09/17/15

Teaching Reading: Mini Lesson Format (Calkins, 2001)


Targeted Literacy Strategy or Skill: Inferring the Meaning of Unfamiliar Words
Grade level: 3rd grade
Objective: The student will be able to use context clues to help them figure out the vocabulary words they
dont already know that appears in their reading.
Common Core State Standard/ PASS Standard: Common Core State Standard L.3.4: A- Use sentencelevel context as a clue to the meaning of a word or phrase.
Prior knowledge: (What students already know): Students will already know how to read and how to
use context clues.
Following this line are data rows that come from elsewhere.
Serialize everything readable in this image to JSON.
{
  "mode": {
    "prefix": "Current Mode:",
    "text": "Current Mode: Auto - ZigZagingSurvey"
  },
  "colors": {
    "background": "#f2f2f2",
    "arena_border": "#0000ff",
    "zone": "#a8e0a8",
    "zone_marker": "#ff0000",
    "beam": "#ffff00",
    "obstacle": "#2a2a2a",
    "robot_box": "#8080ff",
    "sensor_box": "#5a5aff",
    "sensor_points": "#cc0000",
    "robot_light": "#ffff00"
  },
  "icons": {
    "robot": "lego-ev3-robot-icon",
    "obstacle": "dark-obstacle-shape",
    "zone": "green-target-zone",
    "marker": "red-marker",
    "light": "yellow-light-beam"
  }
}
They will also know how to use the dictionary just incase context clues dont work that
well for them.
Observations/Rationale: (Before Lesson) What did you notice in your students work that let you
know this lesson was necessary? (This will be an approximation this semester.): They were having a
hard time with the words in the reading that they didnt know. They werent sure how to figure out what
the words meant and didnt know how to use their context clues to help them.

Materials Needed: a book with bigger vocabulary words


Lesson from (Name your source including page number): Strategies that Work, page 139-140
Mentor Text: Fly High: The Story of Bessie Coleman, by Louise Borden and Mary Kay Kroeger
Materials: Think Chart
Student Groups (whole/small group/partners): Whole Class and then individual work
Mini Lesson Format:
Connect (AKA~ Anticipatory Set, Engagement/Pre-reading): Good Morning Class!

Teach (Model/Explain): I am now going to introduce a four-column think sheet headed


Word/Inferred Meaning/Clues/Sentence to help figure out the meaning of unfamiliar words. I will
read aloud Fly High: The Story of Bessie Coleman and create a four-column lesson chart with
headings identical to the ones on the think sheet. As I read this book aloud, I will ask the students
to raise their hands when I come to a word that they have never heard before. A few pages into
the book there is a sentence that says He had moved to Chicago years before when Bessie was
little. Now Walter was a fine Pullman porter. Multiple students raised their hands as they didnt
know the meaning of the term Pullman Porter. I will write Pullman Porter in the first column
of the chart and we will discuss how to determine the meaning by using our context clues. If we
look at the book, there is a picture of a man in a uniform carrying a suitcase and helping a young
woman off the train. We can infer that Pullman Porter is a railroad worker who carried bags for
people as they got on and off the train. I will fill in the chart with the word, inferred meaning, and
the clue (the picture) and then as a class we will write a sentence. We will continue to do this
throughout the book. When we finish this book, each student will be given their own think sheet

and they will practice this in their own reading.

Active Engagement (AKA~ Check for Understanding: students try it out, teacher observes):
When the class understands how to fill in each of the columns, I will call on students to fill in each
column after we come across a word we dont know. I will assist them if they are stuck, but most
of the work will be done as a class. After the book is finished, they will be given their own think
sheet and they will practice inferring the meaning of unfamiliar words.

Link (AKA~ Closing the Lesson [with accountability for the skill/process]): This should become
a regular practice in our classroom as we come across unfamiliar words that we are trying to
determine the meaning.